China needs long-term strategy on vehicle use
Updated: 2011-11-14 09:02
By He Wei (China Daily)
A 3-year-old boy watching an electric car being recharged at a recent auto fair in Beijing. The manufacturing and sale of electric cars will be encouraged by government policy in coming years. [Photo / China Daily]
SHANGHAI - Measures to curb traffic jams such as the restriction on car use in key cities are only temporary options as the country considers embracing the concept of being an "automobile society" as part of its long-term vehicle strategy, government sources said.
Comprehensive planning that coordinates the car industry and its social and economic effects will be essential to the industry's sustainability, Chen Qingtai, a research fellow at the Development Research Center of the State Council told a recent forum.
"Car bans and car plate bidding only cause more troubles and will not last long. They are indicative of a hidden conflict between the prevailing use of cars and lack of infrastructure," Chen said at the China Europe International Business School ninth Annual China Automotive Industry Forum in Shanghai last month.
He called for a shift of the government role from supervising the industry to overseeing auto-related sectors including energy, the environment and urban planning.
"Current policies are twisted. Suppressing car demand is not a wise choice. More parking lots, expressways and energy-saving standards should be considered," he added.
Chen also said a clear new energy strategy and waste gas emission limit were essential for the changing social and demographic outlook.
China's auto industry enjoyed thriving growth over the past two years, with total vehicle capacity hitting 70 million units in 2011.
The figure is expected to reach 200 million by 2020, surpassing the United States to become the world's biggest car market by volume, said Ouyang Gaoming, director of the national laboratory of automotive safety and energy at Tsinghua University.
Ouyang said light electric vehicles will become the trend over the next decade.
A report from Ernst & Young predicted that private cars will be the primary means of transportation within and between major cities in 2020. It further indicates China will have the most advanced multi-modal mobility infrastructure, allowing convenient transport between different places.
Jorgo Chatzimarkakis, a member of the European Parliament committee on budgetary control, said the new energy car industry has in effect revolutionized the way some Europeans live and work.
For instance, many smaller Greek islands plan on going green in the near future by meeting the full total of all their power needs entirely from renewable energy sources.
"The aim is to enable as many Greek islands as possible to supply all their total energy needs from renewable energy sources only.
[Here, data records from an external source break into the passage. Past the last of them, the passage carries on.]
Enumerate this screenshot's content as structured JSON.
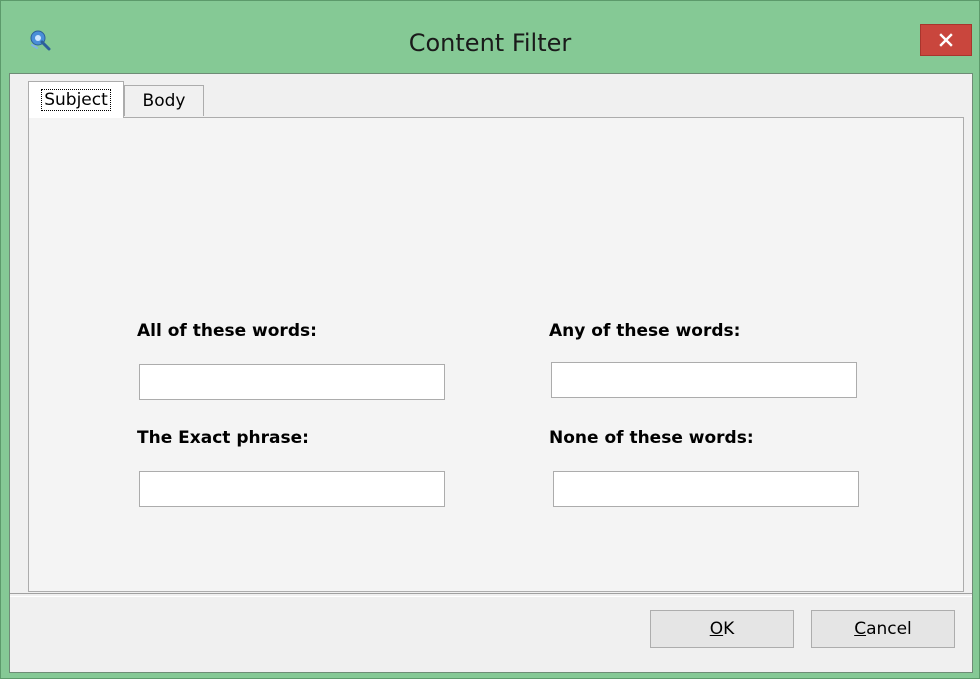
{
  "window": {
    "title": "Content Filter",
    "app_icon": "app-icon",
    "close_icon": "close-icon"
  },
  "tabs": [
    {
      "label": "Subject",
      "selected": true
    },
    {
      "label": "Body",
      "selected": false
    }
  ],
  "fields": {
    "all_words": {
      "label": "All of these words:",
      "value": ""
    },
    "any_words": {
      "label": "Any of these words:",
      "value": ""
    },
    "exact_phrase": {
      "label": "The Exact phrase:",
      "value": ""
    },
    "none_words": {
      "label": "None of these words:",
      "value": ""
    }
  },
  "buttons": {
    "ok_mnemonic": "O",
    "ok_rest": "K",
    "cancel_mnemonic": "C",
    "cancel_rest": "ancel"
  },
  "colors": {
    "titlebar": "#85c995",
    "close_button": "#c9463d"
  }
}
It creates jobs as well," Chatzimarkakis said.
They will use wind and wave power to supply electricity, drive electric vehicles, promote energy conservation in all island buildings and use agricultural waste to create gas and fuel. "We hope China can do the same," he said.
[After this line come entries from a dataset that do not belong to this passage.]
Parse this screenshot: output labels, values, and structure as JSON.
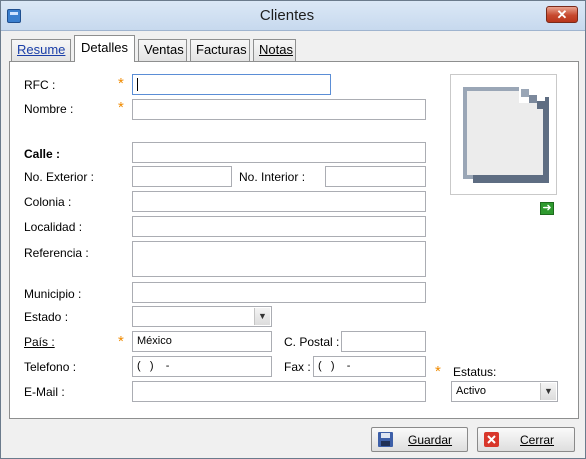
{
  "window": {
    "title": "Clientes",
    "close_glyph": "✕"
  },
  "tabs": [
    {
      "label": "Resume",
      "active": false
    },
    {
      "label": "Detalles",
      "active": true
    },
    {
      "label": "Ventas",
      "active": false
    },
    {
      "label": "Facturas",
      "active": false
    },
    {
      "label": "Notas",
      "active": false
    }
  ],
  "form": {
    "rfc": {
      "label": "RFC :",
      "value": ""
    },
    "nombre": {
      "label": "Nombre :",
      "value": ""
    },
    "calle": {
      "label": "Calle :",
      "value": ""
    },
    "no_exterior": {
      "label": "No. Exterior :",
      "value": ""
    },
    "no_interior": {
      "label": "No. Interior :",
      "value": ""
    },
    "colonia": {
      "label": "Colonia :",
      "value": ""
    },
    "localidad": {
      "label": "Localidad :",
      "value": ""
    },
    "referencia": {
      "label": "Referencia :",
      "value": ""
    },
    "municipio": {
      "label": "Municipio :",
      "value": ""
    },
    "estado": {
      "label": "Estado :",
      "value": ""
    },
    "pais": {
      "label": "País :",
      "value": "México"
    },
    "codigo_postal": {
      "label": "C. Postal :",
      "value": ""
    },
    "telefono": {
      "label": "Telefono :",
      "value": "(   )    -"
    },
    "fax": {
      "label": "Fax :",
      "value": "(   )    -"
    },
    "email": {
      "label": "E-Mail :",
      "value": ""
    },
    "estatus": {
      "label": "Estatus:",
      "value": "Activo"
    },
    "required_marker": "*"
  },
  "buttons": {
    "guardar": "Guardar",
    "cerrar": "Cerrar"
  },
  "icons": {
    "photo_placeholder": "document-placeholder-icon",
    "load_photo": "arrow-right-icon",
    "save": "floppy-disk-icon",
    "close": "red-x-icon"
  },
  "colors": {
    "required": "#f08a00",
    "close_button": "#c74a2f",
    "arrow_icon": "#2f9a2f"
  }
}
Jiading district in Shanghai was chosen as an international demonstration zone for electric vehicles in 2011. One battery distribution station and one charging station for public transport will be set up by the end of this year.
China emphasized new energy vehicles as a "strategic priority" in the 12th Five-Year Plan (2011-2015). According to Ouyang, details of the plan for electric cars will be released "very soon".